(Goal of the exercise)
If a line in the entries below holds the string "Email", copy it.

(Recorded data)

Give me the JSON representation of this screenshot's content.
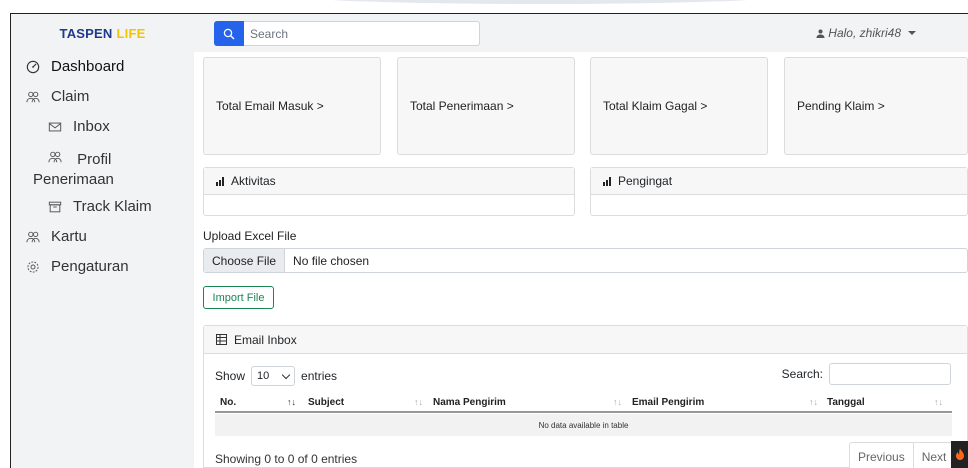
{
  "brand": {
    "part1": "TASPEN",
    "part2": "LIFE"
  },
  "search": {
    "placeholder": "Search"
  },
  "user": {
    "greeting": "Halo, zhikri48"
  },
  "sidebar": {
    "items": [
      {
        "label": "Dashboard",
        "icon": "dashboard-icon"
      },
      {
        "label": "Claim",
        "icon": "users-icon"
      },
      {
        "label": "Inbox",
        "icon": "mail-icon"
      },
      {
        "label": "Profil Penerimaan",
        "icon": "users-icon"
      },
      {
        "label": "Track Klaim",
        "icon": "archive-icon"
      },
      {
        "label": "Kartu",
        "icon": "users-icon"
      },
      {
        "label": "Pengaturan",
        "icon": "gear-icon"
      }
    ]
  },
  "cards": [
    {
      "label": "Total Email Masuk"
    },
    {
      "label": "Total Penerimaan"
    },
    {
      "label": "Total Klaim Gagal"
    },
    {
      "label": "Pending Klaim"
    }
  ],
  "card_arrow": ">",
  "panels": {
    "aktivitas": "Aktivitas",
    "pengingat": "Pengingat"
  },
  "upload": {
    "label": "Upload Excel File",
    "choose": "Choose File",
    "status": "No file chosen",
    "import": "Import File"
  },
  "inbox": {
    "title": "Email Inbox",
    "show": "Show",
    "entries_value": "10",
    "entries": "entries",
    "search_label": "Search:",
    "columns": [
      "No.",
      "Subject",
      "Nama Pengirim",
      "Email Pengirim",
      "Tanggal"
    ],
    "empty": "No data available in table",
    "info": "Showing 0 to 0 of 0 entries",
    "prev": "Previous",
    "next": "Next"
  }
}
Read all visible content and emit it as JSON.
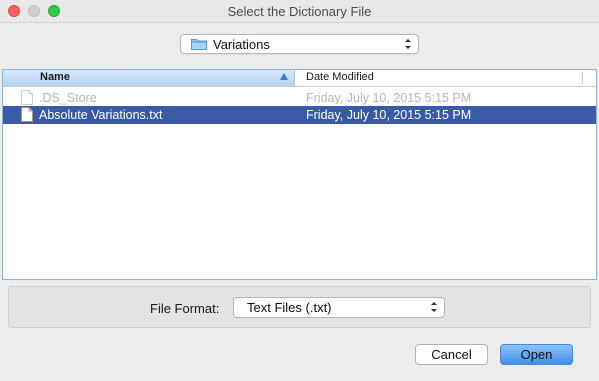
{
  "window": {
    "title": "Select the Dictionary File"
  },
  "folder_popup": {
    "value": "Variations",
    "icon": "folder-icon"
  },
  "file_list": {
    "columns": [
      "Name",
      "Date Modified"
    ],
    "sort_column": "Name",
    "sort_direction": "ascending",
    "rows": [
      {
        "name": ".DS_Store",
        "date": "Friday, July 10, 2015 5:15 PM",
        "enabled": false,
        "selected": false
      },
      {
        "name": "Absolute Variations.txt",
        "date": "Friday, July 10, 2015 5:15 PM",
        "enabled": true,
        "selected": true
      }
    ]
  },
  "format": {
    "label": "File Format:",
    "value": "Text Files (.txt)"
  },
  "buttons": {
    "cancel": "Cancel",
    "open": "Open"
  },
  "colors": {
    "selection": "#3a5aa6",
    "close": "#fc605b",
    "maximize": "#34c84a",
    "default_button": "#3f8fe8"
  }
}
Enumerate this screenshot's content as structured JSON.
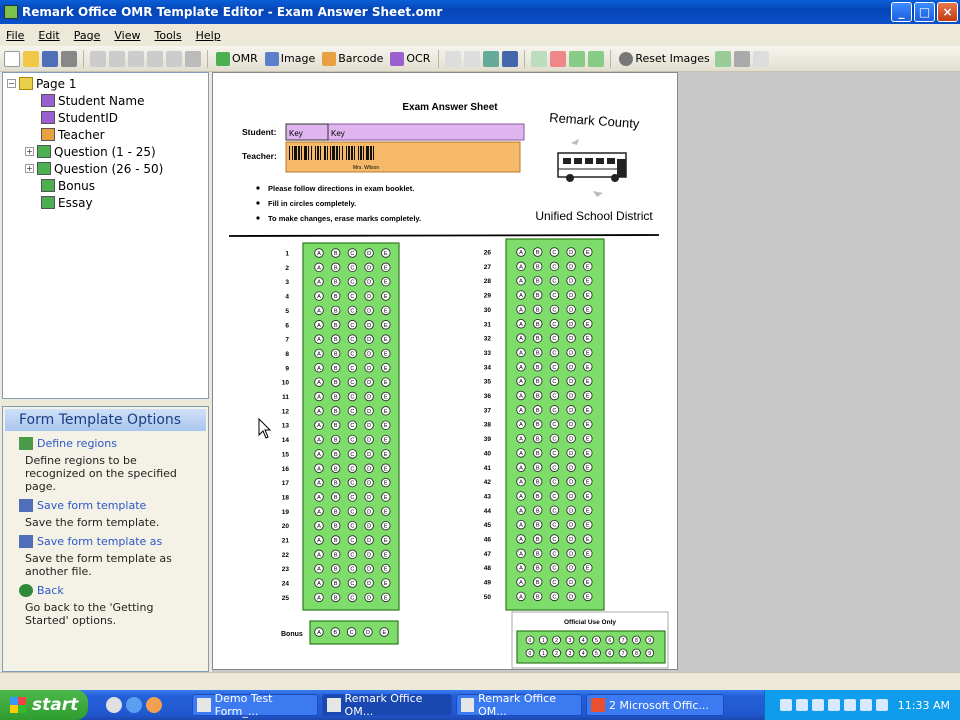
{
  "window": {
    "title": "Remark Office OMR Template Editor - Exam Answer Sheet.omr"
  },
  "menu": [
    "File",
    "Edit",
    "Page",
    "View",
    "Tools",
    "Help"
  ],
  "toolbar": {
    "omr": "OMR",
    "image": "Image",
    "barcode": "Barcode",
    "ocr": "OCR",
    "reset": "Reset Images"
  },
  "tree": {
    "root": "Page 1",
    "items": [
      {
        "label": "Student Name",
        "expandable": false,
        "color": "#9b5fd0"
      },
      {
        "label": "StudentID",
        "expandable": false,
        "color": "#9b5fd0"
      },
      {
        "label": "Teacher",
        "expandable": false,
        "color": "#e8a040"
      },
      {
        "label": "Question (1 - 25)",
        "expandable": true,
        "color": "#4caf50"
      },
      {
        "label": "Question (26 - 50)",
        "expandable": true,
        "color": "#4caf50"
      },
      {
        "label": "Bonus",
        "expandable": false,
        "color": "#4caf50"
      },
      {
        "label": "Essay",
        "expandable": false,
        "color": "#4caf50"
      }
    ]
  },
  "panel": {
    "title": "Form Template Options",
    "options": [
      {
        "label": "Define regions",
        "desc": "Define regions to be recognized on the specified page.",
        "icon": "define-regions-icon"
      },
      {
        "label": "Save form template",
        "desc": "Save the form template.",
        "icon": "save-icon"
      },
      {
        "label": "Save form template as",
        "desc": "Save the form template as another file.",
        "icon": "save-as-icon"
      },
      {
        "label": "Back",
        "desc": "Go back to the 'Getting Started' options.",
        "icon": "back-icon"
      }
    ]
  },
  "sheet": {
    "title": "Exam Answer Sheet",
    "student_label": "Student:",
    "student_key1": "Key",
    "student_key2": "Key",
    "teacher_label": "Teacher:",
    "teacher_caption": "Mrs. Wilson",
    "instructions": [
      "Please follow directions in exam booklet.",
      "Fill in circles completely.",
      "To make changes, erase marks completely."
    ],
    "school_top": "Remark County",
    "school_bottom": "Unified School District",
    "choices": [
      "A",
      "B",
      "C",
      "D",
      "E"
    ],
    "bonus_label": "Bonus",
    "official": "Official Use Only",
    "q_start_left": 1,
    "q_start_right": 26,
    "q_count": 25
  },
  "taskbar": {
    "start": "start",
    "tasks": [
      "Demo Test Form_...",
      "Remark Office OM...",
      "Remark Office OM...",
      "2 Microsoft Offic..."
    ],
    "clock": "11:33 AM"
  },
  "colors": {
    "region_green": "#7ddc6a",
    "region_purple": "#e0b4ee",
    "region_orange": "#f6b96a"
  }
}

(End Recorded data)

(Solved problem)
      "label": "Total Email Masuk"
    "title": "Email Inbox",
      "Email Pengirim",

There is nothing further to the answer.